The Honest Lottery Act (HB 156) passed House Judiciary B Committee unanimously last Wednesday marking the first step toward introducing truth in lottery advertising. The bill has 57 co-sponsors and widespread, bipartisan support in the House.
In August 2005, the General Assembly narrowly passed the North Carolina State Lottery Act establishing the North Carolina Education Lottery (NCEL). Advertising began on March 27, 2006. NCEL offers 5 major games (Carolina Pick 3, Carolina Pick 4, Carolina Cash 5, NC Mega Millions, NC Powerball) and 69 different types of scratch off tickets at over 6,600 retailers throughout the state.
The 2005 bill did little to regulate the tactics used to advertise the lottery. It did not ensure completely honest advertisements. Although advertisements were required to include the overall odds of winning something, there was no requirement that advertisements include the odds of winning the prize with the largest value—the value that most people play to win.
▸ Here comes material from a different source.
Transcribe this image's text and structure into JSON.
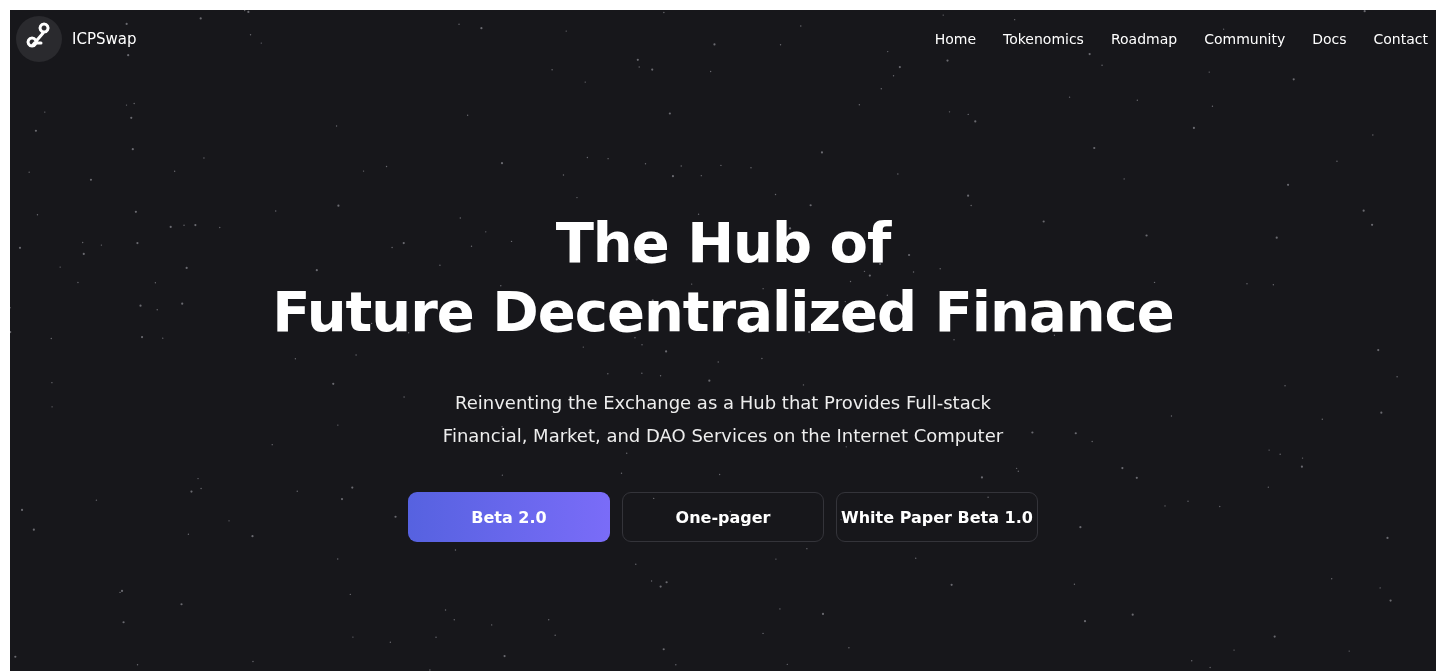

So while the overall probability of winning any amount of money, from $5 to $500,000, may be 1 in 3.90, the probably of winning the top prize may only be 1 in 800,000.
The Honest Lottery Act includes the following requirements for advertisements:
- Advertising that states a total of payments to be paid over a period of time must also state the present value of the prize.
- Advertising that states the probability of winning a prize must not omit the value of the lowest prize to be won.
- When stating the odds of winning a prize the advertisement, at a minimum, must include the odds of winning the prize with the largest value.
- Advertising or sponsorship of the NCEL in connection with any high school or collegiate sport or sporting event is prohibited.
- Advertisements must not refer to the role of accountants or auditors.
The University of North Carolina must develop materials explaining the probabilities and other mathematical features of a lottery game. This information will be included in high school civics and math courses.
Critics argue that people are smart enough to make their own decisions and can recognize that their actual chances of winning are minimal. Yet many studies and articles show that not including true probabilities affects consumer behavior. Other studies and articles recognize the manipulation techniques that lottery advertisements employ to entice people to place. The 1999 National Gambling Impact Study Commission’s Final Report even recognizes the criticism that “in pursuit of revenues, some lotteries have employed overly aggressive—and even deceptive—advertising and marketing methods.”
Because the state of North Carolina runs the lottery it is not subject to federal “Truth-in-Advertising” standards. In any other circumstance, the government would not tolerate such blatant misrepresentations of the facts. The Honest Lottery Act holds the North Carolina Education Lottery to higher standards.